Is the Naked Bike Ride growing internationally in popularity?
Yes, as it becomes more evident that the motor car is a symbol of much that is wrong with society, and anthropogenic climate change becomes more accepted as a fact and the biggest problem that humankind has ever had to find a solution to.
Is your event associated with a college?
No, but we have riders from the University of York and St John’s University.
What are your personal feelings about the event? Is it successful at transmitting its message? Do donations increase every year to worthy organizations after the event?
This is not about raising money, although last year, for the first time, we held a raffle to raise money for incidental costs such as printing flyers. This year, one rider is asking for sponsorship to raise money for testicular cancer research (see http://www.justgiving.com/mickle ). I think WNBRs are a good way of getting our message about sustainability, transport choices and safety on the roads into the mainstream media. It’s also a lot of fun!
Do you encounter hostility from church groups or parent groups due to the nudity?

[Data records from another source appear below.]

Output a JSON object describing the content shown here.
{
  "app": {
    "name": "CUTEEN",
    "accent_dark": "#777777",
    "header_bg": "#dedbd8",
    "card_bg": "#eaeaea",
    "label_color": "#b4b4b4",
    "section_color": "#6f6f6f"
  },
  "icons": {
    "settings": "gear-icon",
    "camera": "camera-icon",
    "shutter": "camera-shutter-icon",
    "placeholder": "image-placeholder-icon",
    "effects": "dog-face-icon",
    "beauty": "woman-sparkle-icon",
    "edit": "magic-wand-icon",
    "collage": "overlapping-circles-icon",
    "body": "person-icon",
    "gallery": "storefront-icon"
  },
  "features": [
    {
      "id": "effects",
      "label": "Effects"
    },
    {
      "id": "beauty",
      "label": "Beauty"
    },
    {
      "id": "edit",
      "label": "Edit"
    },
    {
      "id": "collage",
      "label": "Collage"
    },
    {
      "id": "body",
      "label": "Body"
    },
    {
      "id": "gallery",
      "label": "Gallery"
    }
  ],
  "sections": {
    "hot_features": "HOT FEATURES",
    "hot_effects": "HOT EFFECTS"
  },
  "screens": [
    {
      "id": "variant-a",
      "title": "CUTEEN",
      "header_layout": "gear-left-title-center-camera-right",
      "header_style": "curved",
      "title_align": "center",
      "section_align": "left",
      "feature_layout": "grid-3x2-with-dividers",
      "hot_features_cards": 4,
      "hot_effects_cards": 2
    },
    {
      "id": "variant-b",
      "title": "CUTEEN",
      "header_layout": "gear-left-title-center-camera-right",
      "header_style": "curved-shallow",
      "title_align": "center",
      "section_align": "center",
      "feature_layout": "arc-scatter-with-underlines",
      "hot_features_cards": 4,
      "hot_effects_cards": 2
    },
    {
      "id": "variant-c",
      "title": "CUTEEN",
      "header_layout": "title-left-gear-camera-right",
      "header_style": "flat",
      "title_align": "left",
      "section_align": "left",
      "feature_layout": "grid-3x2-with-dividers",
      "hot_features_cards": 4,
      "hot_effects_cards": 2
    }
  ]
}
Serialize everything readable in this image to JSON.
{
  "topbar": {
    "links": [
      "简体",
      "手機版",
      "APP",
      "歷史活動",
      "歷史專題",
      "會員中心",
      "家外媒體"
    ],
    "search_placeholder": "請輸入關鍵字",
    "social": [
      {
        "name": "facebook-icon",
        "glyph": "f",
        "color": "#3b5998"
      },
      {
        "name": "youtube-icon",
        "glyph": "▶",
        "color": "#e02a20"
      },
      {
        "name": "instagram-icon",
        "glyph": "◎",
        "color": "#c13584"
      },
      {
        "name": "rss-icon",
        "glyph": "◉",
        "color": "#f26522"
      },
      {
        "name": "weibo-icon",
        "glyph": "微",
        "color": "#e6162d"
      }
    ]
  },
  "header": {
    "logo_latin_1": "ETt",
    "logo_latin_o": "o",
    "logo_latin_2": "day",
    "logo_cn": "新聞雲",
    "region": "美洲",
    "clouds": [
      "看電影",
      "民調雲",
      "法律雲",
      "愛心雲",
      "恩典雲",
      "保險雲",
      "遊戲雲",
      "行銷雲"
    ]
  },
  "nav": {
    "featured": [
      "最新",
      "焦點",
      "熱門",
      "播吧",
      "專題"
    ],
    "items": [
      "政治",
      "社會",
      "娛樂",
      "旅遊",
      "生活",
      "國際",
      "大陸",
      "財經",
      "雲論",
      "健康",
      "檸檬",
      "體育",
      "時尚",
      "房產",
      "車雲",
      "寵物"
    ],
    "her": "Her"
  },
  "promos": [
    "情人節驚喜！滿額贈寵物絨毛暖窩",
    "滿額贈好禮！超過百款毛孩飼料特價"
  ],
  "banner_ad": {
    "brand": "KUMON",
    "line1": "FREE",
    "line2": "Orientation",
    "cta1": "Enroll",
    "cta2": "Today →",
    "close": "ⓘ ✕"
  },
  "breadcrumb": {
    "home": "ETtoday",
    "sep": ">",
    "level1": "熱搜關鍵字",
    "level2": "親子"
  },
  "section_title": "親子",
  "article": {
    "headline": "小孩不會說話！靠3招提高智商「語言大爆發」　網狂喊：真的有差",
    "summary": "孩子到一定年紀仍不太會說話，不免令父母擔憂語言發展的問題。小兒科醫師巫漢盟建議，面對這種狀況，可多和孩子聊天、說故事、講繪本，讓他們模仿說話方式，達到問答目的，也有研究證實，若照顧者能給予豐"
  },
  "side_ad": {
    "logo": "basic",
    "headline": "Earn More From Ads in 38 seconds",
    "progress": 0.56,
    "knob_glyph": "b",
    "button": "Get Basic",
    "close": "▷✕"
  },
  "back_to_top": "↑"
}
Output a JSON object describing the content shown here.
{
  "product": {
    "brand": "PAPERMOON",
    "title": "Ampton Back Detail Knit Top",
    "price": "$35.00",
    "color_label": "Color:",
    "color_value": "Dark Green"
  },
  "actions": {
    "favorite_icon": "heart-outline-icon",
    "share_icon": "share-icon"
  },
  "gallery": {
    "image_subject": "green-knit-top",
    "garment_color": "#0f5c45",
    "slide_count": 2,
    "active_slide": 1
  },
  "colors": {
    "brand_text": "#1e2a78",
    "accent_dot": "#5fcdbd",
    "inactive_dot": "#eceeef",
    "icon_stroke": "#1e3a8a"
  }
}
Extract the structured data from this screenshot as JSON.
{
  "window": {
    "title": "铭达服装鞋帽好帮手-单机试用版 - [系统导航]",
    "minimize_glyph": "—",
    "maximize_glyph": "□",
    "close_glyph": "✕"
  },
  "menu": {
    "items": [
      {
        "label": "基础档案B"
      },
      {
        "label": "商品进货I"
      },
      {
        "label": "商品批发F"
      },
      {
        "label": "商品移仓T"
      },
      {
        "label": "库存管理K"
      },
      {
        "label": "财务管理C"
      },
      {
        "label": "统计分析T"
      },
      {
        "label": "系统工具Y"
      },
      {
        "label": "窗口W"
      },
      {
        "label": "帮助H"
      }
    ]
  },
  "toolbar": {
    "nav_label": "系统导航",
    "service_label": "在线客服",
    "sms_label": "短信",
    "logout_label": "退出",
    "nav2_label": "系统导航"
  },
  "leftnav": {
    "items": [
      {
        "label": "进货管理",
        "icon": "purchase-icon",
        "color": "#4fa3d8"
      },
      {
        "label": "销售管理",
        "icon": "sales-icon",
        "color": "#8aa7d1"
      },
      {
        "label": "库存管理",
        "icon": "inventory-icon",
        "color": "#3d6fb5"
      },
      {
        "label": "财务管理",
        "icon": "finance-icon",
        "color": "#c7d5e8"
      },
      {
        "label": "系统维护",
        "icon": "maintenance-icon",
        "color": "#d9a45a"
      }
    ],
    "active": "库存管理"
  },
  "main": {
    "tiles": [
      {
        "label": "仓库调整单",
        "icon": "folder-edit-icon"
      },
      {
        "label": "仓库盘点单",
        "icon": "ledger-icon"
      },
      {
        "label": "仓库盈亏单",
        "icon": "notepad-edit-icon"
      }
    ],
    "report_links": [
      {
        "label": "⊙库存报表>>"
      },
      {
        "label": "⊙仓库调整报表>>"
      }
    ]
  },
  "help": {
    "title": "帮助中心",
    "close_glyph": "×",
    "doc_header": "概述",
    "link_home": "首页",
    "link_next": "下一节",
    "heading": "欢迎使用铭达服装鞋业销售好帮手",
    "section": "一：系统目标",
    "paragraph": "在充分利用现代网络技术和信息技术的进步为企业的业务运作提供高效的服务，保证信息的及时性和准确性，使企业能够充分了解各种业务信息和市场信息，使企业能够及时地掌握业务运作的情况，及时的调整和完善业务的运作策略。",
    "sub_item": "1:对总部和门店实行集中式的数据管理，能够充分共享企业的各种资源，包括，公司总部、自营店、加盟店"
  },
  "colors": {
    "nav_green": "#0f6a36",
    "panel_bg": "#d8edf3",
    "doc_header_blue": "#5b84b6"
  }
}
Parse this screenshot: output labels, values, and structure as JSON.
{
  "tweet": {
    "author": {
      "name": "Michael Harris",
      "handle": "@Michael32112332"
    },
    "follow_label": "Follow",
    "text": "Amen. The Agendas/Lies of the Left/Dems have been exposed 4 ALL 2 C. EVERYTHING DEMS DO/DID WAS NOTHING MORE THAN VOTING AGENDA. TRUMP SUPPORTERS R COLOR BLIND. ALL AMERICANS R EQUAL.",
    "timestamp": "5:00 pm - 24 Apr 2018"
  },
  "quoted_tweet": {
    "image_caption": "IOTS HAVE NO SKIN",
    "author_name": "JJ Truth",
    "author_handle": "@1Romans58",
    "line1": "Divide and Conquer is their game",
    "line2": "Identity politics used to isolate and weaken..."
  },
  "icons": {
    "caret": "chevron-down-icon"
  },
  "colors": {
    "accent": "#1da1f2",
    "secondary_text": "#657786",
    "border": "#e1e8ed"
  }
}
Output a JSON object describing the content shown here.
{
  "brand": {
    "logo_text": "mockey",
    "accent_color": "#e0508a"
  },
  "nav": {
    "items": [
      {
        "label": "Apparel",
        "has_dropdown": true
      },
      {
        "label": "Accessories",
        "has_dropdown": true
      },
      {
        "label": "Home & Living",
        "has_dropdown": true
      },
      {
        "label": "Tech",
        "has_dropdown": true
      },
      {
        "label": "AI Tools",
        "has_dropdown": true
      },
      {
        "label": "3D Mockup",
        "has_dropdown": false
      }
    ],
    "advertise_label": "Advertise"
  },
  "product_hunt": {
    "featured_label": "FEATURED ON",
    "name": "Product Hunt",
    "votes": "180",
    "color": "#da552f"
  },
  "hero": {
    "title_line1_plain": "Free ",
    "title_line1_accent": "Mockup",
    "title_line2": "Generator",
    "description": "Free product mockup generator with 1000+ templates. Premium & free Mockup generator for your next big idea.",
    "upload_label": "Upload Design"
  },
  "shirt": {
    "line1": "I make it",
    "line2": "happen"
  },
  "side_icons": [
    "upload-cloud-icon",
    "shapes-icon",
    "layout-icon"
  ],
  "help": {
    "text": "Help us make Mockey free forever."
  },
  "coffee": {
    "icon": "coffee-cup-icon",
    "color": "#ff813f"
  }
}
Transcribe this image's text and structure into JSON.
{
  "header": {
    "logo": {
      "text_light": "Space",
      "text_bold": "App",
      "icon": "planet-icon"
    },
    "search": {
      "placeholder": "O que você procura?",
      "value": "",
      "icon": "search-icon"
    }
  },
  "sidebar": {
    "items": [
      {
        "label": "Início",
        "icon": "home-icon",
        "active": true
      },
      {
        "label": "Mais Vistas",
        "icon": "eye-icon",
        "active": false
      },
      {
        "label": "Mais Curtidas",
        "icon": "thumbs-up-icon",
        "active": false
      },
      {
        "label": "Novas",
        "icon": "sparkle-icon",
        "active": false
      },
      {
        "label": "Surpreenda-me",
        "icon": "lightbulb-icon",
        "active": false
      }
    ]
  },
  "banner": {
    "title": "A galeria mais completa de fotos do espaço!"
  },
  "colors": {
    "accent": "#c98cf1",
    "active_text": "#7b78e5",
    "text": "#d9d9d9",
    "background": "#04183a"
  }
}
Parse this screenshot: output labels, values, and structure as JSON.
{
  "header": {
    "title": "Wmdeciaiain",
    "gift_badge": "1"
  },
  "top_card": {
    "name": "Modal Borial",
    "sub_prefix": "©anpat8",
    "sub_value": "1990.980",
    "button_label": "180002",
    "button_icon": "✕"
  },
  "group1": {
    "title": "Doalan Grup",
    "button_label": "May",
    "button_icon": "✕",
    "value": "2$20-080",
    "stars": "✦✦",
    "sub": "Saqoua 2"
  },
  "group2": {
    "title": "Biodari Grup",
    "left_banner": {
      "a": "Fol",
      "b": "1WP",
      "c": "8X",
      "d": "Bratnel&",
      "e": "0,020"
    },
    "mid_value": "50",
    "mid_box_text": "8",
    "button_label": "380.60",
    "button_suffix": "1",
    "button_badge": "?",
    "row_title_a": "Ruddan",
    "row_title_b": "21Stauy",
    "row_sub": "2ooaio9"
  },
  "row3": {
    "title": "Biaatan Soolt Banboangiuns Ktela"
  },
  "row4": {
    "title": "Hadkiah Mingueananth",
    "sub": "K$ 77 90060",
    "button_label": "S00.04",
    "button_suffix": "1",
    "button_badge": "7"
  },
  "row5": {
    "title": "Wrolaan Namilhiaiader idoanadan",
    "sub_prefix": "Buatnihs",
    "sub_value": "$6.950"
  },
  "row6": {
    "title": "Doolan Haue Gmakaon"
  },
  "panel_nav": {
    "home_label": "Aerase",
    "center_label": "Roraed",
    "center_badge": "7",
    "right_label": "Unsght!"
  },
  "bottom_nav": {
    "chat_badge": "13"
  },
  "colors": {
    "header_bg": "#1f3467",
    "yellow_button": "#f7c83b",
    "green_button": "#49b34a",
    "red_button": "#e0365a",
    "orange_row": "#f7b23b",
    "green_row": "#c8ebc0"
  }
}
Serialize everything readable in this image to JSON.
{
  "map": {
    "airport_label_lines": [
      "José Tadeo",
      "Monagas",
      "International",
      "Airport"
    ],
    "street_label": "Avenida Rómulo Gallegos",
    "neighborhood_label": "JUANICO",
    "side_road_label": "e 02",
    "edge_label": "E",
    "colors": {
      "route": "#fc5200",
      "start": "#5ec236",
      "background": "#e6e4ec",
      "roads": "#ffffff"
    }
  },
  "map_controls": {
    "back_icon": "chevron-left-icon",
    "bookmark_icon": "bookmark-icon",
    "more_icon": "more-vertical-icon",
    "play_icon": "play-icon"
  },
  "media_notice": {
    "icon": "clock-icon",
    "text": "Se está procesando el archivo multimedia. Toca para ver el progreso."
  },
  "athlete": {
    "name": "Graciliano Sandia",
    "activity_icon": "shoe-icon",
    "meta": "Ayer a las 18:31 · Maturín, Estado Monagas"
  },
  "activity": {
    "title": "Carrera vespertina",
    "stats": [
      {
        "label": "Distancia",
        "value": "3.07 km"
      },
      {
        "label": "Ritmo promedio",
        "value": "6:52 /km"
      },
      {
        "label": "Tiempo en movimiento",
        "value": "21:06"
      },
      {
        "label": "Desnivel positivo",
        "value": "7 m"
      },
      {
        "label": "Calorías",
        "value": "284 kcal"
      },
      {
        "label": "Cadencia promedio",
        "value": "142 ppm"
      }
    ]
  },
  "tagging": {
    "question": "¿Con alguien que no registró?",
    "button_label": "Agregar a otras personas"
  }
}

There are always a few loud conservative voices who are opposed to our right to do this, and they write to the newspaper, Council and Police. Some people mistakenly think children should be, err ‘protected’ from nudity… but in my experience, it’s the under 16s who laugh loudest at us! Also, this attitude shows that some people are confusing nudity with sexual behaviour. Nudity is not sexual! The confusion arises because when we are being sexual, we may be naked, but that doesn’t mean that when we’re naked, we’re being sexual. However, being naked in public is not illegal, and nor does it harm anyone. If someone doesn’t want to see naked, bodypainted or costumed cyclists, just look in he other direction. We only take a minute to cycle past, and we only do it once a year. It’s really no big deal.
Can you refer me to links that explain the global movement of this? is there a centralized headquarters somewhere that plans these, or is it just done locally by anyone who wants to?
Google is your friend. There is no central HQ, although there are several people in the UK who help co-ordinate dates and do things like negotiate insurance through Bike Week, for instance, or produce flags to help decorate our bikes. Anyone can start a local WNBR, and some of us will help with advice and ideas.
Is you event preceded by discussions of environmental activities, anything like that? Is there a party afterwards? Any associated activities?
Sometimes people go to the pub afterwards… but our attempts a few years back to have a film night a few weeks beforehand weren’t very successful, and one year the YWNBR had a stall at a local festival, but really, the focus is on the ride… this is what people want to do.
thanks immensely for your help!